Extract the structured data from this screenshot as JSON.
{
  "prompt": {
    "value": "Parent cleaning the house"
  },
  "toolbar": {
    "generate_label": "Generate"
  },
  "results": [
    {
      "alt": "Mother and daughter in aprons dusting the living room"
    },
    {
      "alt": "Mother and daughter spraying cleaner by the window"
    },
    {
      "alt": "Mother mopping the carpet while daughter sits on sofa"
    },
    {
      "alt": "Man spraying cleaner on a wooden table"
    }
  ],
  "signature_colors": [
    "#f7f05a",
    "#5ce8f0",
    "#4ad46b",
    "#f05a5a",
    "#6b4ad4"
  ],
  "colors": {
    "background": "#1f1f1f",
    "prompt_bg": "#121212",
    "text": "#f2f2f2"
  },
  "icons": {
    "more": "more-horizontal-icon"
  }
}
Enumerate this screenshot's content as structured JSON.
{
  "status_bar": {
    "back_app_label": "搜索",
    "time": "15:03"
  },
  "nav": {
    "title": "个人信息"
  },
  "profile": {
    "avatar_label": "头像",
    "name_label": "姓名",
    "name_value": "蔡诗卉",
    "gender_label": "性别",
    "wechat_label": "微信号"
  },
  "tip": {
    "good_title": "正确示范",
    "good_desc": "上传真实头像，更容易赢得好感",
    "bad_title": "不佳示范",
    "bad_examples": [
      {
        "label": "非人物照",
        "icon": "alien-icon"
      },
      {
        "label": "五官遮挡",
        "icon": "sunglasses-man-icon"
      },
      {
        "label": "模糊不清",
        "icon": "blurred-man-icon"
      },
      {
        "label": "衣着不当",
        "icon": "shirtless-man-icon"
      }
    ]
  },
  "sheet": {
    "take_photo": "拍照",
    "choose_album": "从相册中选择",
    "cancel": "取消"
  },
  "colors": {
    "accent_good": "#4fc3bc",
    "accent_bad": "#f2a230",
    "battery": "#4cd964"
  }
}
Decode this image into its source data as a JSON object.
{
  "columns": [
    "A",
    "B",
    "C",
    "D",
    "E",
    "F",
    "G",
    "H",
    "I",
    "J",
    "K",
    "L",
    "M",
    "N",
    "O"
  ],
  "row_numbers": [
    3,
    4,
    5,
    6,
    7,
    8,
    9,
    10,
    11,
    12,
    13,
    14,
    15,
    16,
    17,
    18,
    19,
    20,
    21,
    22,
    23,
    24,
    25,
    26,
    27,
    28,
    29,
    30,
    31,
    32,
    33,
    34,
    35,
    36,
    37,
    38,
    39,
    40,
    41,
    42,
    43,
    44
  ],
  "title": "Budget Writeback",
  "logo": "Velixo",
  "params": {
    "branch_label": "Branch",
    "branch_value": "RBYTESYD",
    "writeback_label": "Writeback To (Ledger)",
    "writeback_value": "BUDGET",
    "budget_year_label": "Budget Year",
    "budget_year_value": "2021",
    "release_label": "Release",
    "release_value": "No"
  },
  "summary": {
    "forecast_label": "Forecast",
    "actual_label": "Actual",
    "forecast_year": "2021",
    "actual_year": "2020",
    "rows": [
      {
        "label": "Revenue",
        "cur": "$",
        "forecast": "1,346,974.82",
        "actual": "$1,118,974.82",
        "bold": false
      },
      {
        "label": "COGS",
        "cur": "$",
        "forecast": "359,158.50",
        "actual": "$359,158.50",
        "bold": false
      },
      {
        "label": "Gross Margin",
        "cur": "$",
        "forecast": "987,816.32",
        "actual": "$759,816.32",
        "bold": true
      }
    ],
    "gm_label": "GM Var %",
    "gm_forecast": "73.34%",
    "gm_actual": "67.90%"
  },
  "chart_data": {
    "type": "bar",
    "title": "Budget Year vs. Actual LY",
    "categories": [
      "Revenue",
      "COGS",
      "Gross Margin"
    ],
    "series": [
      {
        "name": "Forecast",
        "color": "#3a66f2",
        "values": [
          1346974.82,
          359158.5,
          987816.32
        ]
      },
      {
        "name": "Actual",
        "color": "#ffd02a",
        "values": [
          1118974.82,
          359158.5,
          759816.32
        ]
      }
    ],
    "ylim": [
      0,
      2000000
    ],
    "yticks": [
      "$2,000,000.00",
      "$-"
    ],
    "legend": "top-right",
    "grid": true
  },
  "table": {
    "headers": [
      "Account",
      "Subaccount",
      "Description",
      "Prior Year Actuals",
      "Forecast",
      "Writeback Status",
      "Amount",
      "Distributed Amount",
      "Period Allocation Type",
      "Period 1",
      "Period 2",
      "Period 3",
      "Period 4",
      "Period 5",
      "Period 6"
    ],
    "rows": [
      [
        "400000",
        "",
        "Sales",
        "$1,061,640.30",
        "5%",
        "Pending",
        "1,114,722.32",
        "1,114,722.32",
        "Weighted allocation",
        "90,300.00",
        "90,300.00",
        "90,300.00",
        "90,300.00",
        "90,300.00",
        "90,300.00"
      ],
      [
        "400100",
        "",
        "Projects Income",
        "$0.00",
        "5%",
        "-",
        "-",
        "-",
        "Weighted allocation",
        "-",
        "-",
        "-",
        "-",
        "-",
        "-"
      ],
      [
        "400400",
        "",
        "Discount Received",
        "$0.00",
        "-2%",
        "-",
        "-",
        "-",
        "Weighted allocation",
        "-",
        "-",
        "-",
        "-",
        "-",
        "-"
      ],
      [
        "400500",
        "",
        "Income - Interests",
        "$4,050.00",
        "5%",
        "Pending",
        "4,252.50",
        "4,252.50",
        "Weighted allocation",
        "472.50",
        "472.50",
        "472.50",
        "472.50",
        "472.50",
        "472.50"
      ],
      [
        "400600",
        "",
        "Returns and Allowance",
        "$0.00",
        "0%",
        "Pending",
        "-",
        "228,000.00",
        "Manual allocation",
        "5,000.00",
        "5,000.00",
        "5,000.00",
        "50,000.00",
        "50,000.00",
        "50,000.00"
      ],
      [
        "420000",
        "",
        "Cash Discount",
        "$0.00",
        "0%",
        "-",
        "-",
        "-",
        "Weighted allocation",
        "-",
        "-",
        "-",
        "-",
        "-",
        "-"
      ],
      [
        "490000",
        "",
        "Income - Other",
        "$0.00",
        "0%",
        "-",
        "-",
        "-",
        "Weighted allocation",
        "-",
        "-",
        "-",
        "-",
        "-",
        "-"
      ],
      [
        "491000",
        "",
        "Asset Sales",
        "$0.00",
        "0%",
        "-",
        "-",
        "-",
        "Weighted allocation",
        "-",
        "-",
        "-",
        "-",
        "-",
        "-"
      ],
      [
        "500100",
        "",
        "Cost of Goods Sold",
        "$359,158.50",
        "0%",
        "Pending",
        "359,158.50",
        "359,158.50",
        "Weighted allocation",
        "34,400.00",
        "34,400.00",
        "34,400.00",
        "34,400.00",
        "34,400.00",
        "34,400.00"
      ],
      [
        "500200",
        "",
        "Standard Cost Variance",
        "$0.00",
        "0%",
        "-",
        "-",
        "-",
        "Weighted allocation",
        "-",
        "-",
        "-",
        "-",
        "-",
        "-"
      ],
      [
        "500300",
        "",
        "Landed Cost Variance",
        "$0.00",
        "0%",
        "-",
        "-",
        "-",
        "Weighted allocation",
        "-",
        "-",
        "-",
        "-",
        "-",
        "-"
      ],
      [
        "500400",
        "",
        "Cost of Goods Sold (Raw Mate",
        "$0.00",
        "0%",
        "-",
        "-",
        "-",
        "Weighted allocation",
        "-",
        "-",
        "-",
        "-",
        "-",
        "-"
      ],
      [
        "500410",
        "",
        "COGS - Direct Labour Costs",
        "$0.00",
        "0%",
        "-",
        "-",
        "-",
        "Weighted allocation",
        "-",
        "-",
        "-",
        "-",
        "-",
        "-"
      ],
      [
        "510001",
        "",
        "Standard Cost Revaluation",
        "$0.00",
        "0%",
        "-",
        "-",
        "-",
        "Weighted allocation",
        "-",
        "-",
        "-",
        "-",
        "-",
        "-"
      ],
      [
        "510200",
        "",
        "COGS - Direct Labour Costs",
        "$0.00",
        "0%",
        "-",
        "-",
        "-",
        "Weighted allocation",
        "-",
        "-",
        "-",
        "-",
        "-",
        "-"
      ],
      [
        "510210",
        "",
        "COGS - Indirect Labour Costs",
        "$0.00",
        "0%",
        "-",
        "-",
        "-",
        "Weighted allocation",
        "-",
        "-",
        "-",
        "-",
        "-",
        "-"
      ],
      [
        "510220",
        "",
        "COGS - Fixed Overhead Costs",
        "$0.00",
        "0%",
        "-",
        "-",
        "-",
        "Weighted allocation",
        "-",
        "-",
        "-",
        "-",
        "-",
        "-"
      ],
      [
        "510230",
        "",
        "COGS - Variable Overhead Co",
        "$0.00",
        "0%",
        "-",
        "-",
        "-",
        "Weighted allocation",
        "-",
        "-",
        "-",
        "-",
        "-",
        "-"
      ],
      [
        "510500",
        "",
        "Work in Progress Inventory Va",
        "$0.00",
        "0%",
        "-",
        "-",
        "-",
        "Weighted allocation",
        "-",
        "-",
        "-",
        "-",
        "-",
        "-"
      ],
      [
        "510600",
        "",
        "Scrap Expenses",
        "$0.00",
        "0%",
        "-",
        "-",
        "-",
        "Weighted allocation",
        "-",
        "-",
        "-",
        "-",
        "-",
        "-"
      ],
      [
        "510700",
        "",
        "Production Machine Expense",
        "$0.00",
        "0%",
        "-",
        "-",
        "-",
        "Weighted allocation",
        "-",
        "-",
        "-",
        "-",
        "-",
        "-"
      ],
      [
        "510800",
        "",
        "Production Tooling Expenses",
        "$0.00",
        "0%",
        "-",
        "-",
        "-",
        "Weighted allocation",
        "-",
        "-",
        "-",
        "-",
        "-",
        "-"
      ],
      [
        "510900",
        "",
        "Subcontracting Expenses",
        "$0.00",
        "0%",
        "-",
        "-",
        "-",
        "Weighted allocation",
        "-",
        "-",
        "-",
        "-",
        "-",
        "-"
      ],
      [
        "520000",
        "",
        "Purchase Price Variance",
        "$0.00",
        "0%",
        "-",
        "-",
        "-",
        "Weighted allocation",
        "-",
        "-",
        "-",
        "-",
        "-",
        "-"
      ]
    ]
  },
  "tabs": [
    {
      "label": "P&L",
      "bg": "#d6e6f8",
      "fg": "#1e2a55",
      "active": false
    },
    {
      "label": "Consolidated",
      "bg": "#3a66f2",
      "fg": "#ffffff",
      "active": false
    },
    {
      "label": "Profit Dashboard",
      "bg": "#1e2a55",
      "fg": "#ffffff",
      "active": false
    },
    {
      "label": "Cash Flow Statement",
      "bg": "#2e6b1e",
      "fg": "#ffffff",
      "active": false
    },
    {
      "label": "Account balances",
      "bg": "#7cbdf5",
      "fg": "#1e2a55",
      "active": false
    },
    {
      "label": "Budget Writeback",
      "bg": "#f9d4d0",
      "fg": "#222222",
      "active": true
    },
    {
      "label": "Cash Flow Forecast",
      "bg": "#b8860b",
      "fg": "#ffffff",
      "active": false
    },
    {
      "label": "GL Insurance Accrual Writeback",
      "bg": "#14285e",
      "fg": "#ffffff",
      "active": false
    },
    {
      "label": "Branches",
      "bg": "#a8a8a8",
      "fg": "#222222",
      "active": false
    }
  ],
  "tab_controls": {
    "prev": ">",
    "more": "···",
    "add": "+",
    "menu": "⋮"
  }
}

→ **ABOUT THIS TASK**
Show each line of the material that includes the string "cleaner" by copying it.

→ **SOLUTION FOR THIS PROBLEM**
      "alt": "Mother and daughter spraying cleaner by the window"
      "alt": "Man spraying cleaner on a wooden table"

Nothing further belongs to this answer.